■ DATA SUPPLIED
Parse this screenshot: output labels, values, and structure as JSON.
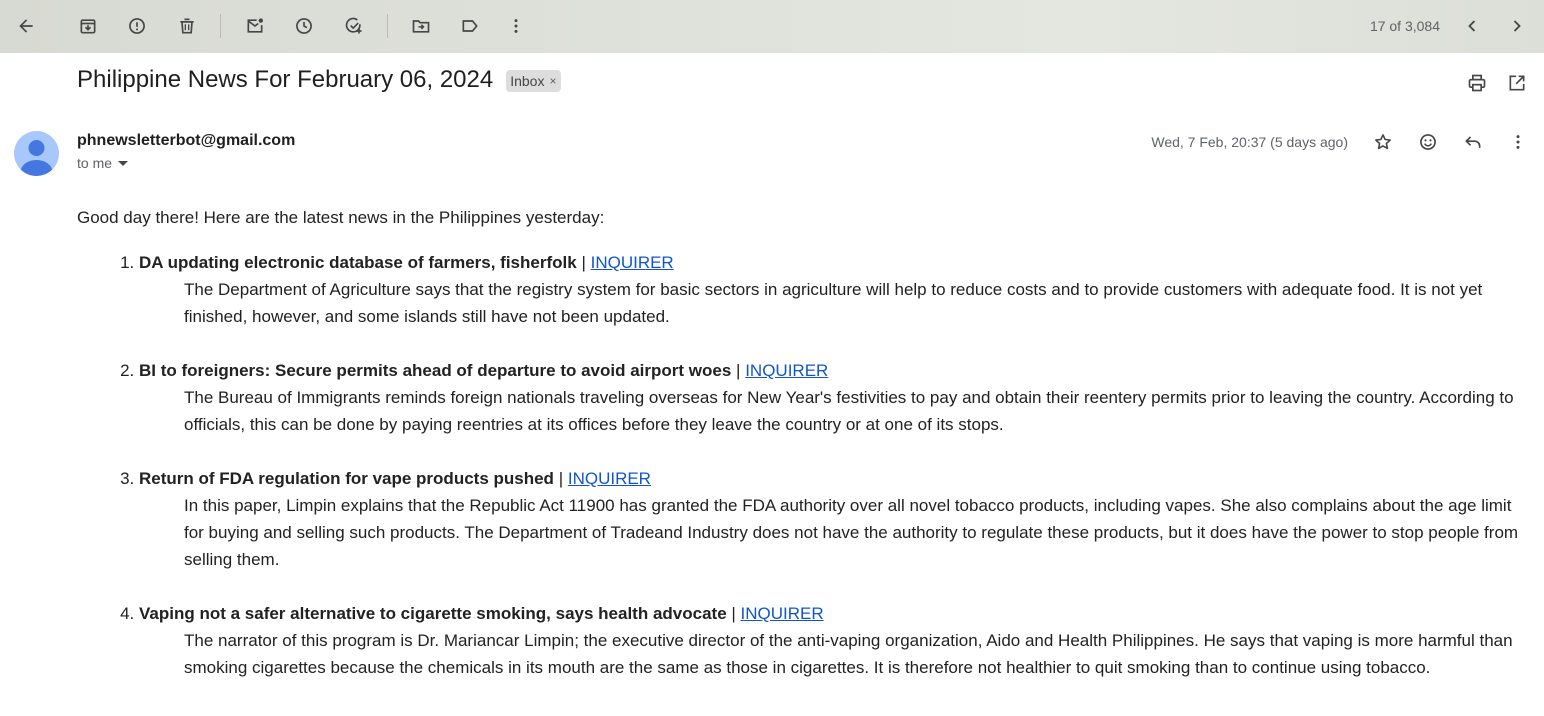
{
  "toolbar": {
    "counter": "17 of 3,084"
  },
  "subject": "Philippine News For February 06, 2024",
  "label": {
    "name": "Inbox",
    "remove": "×"
  },
  "sender": {
    "email": "phnewsletterbot@gmail.com",
    "to": "to me",
    "date": "Wed, 7 Feb, 20:37 (5 days ago)"
  },
  "body": {
    "greeting": "Good day there! Here are the latest news in the Philippines yesterday:",
    "separator": "|",
    "items": [
      {
        "title": "DA updating electronic database of farmers, fisherfolk",
        "source": "INQUIRER",
        "description": "The Department of Agriculture says that the registry system for basic sectors in agriculture will help to reduce costs and to provide customers with adequate food. It is not yet finished, however, and some islands still have not been updated."
      },
      {
        "title": "BI to foreigners: Secure permits ahead of departure to avoid airport woes",
        "source": "INQUIRER",
        "description": "The Bureau of Immigrants reminds foreign nationals traveling overseas for New Year's festivities to pay and obtain their reentery permits prior to leaving the country. According to officials, this can be done by paying reentries at its offices before they leave the country or at one of its stops."
      },
      {
        "title": "Return of FDA regulation for vape products pushed",
        "source": "INQUIRER",
        "description": "In this paper, Limpin explains that the Republic Act 11900 has granted the FDA authority over all novel tobacco products, including vapes. She also complains about the age limit for buying and selling such products. The Department of Tradeand Industry does not have the authority to regulate these products, but it does have the power to stop people from selling them."
      },
      {
        "title": "Vaping not a safer alternative to cigarette smoking, says health advocate",
        "source": "INQUIRER",
        "description": "The narrator of this program is Dr. Mariancar Limpin; the executive director of the anti-vaping organization, Aido and Health Philippines. He says that vaping is more harmful than smoking cigarettes because the chemicals in its mouth are the same as those in cigarettes. It is therefore not healthier to quit smoking than to continue using tobacco."
      }
    ]
  },
  "icons": {
    "toolbar": [
      "back-arrow-icon",
      "archive-icon",
      "report-spam-icon",
      "delete-icon",
      "mark-unread-icon",
      "snooze-icon",
      "add-task-icon",
      "move-to-icon",
      "label-icon",
      "more-vert-icon",
      "chevron-left-icon",
      "chevron-right-icon"
    ],
    "header": [
      "print-icon",
      "open-new-window-icon",
      "star-icon",
      "emoji-icon",
      "reply-icon",
      "more-vert-icon"
    ]
  },
  "colors": {
    "link": "#1155cc",
    "avatar": "#a8c7fa",
    "avatar_figure": "#4477e0",
    "toolbar_bg": "#dfe2db"
  }
}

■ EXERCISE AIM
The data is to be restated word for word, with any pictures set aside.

■ ANSWER TO THIS EXERCISE
Parse this screenshot: output labels, values, and structure as JSON.
{
  "toolbar": {
    "counter": "17 of 3,084"
  },
  "subject": "Philippine News For February 06, 2024",
  "label": {
    "name": "Inbox",
    "remove": "×"
  },
  "sender": {
    "email": "phnewsletterbot@gmail.com",
    "to": "to me",
    "date": "Wed, 7 Feb, 20:37 (5 days ago)"
  },
  "body": {
    "greeting": "Good day there! Here are the latest news in the Philippines yesterday:",
    "separator": "|",
    "items": [
      {
        "title": "DA updating electronic database of farmers, fisherfolk",
        "source": "INQUIRER",
        "description": "The Department of Agriculture says that the registry system for basic sectors in agriculture will help to reduce costs and to provide customers with adequate food. It is not yet finished, however, and some islands still have not been updated."
      },
      {
        "title": "BI to foreigners: Secure permits ahead of departure to avoid airport woes",
        "source": "INQUIRER",
        "description": "The Bureau of Immigrants reminds foreign nationals traveling overseas for New Year's festivities to pay and obtain their reentery permits prior to leaving the country. According to officials, this can be done by paying reentries at its offices before they leave the country or at one of its stops."
      },
      {
        "title": "Return of FDA regulation for vape products pushed",
        "source": "INQUIRER",
        "description": "In this paper, Limpin explains that the Republic Act 11900 has granted the FDA authority over all novel tobacco products, including vapes. She also complains about the age limit for buying and selling such products. The Department of Tradeand Industry does not have the authority to regulate these products, but it does have the power to stop people from selling them."
      },
      {
        "title": "Vaping not a safer alternative to cigarette smoking, says health advocate",
        "source": "INQUIRER",
        "description": "The narrator of this program is Dr. Mariancar Limpin; the executive director of the anti-vaping organization, Aido and Health Philippines. He says that vaping is more harmful than smoking cigarettes because the chemicals in its mouth are the same as those in cigarettes. It is therefore not healthier to quit smoking than to continue using tobacco."
      }
    ]
  },
  "icons": {
    "toolbar": [
      "back-arrow-icon",
      "archive-icon",
      "report-spam-icon",
      "delete-icon",
      "mark-unread-icon",
      "snooze-icon",
      "add-task-icon",
      "move-to-icon",
      "label-icon",
      "more-vert-icon",
      "chevron-left-icon",
      "chevron-right-icon"
    ],
    "header": [
      "print-icon",
      "open-new-window-icon",
      "star-icon",
      "emoji-icon",
      "reply-icon",
      "more-vert-icon"
    ]
  },
  "colors": {
    "link": "#1155cc",
    "avatar": "#a8c7fa",
    "avatar_figure": "#4477e0",
    "toolbar_bg": "#dfe2db"
  }
}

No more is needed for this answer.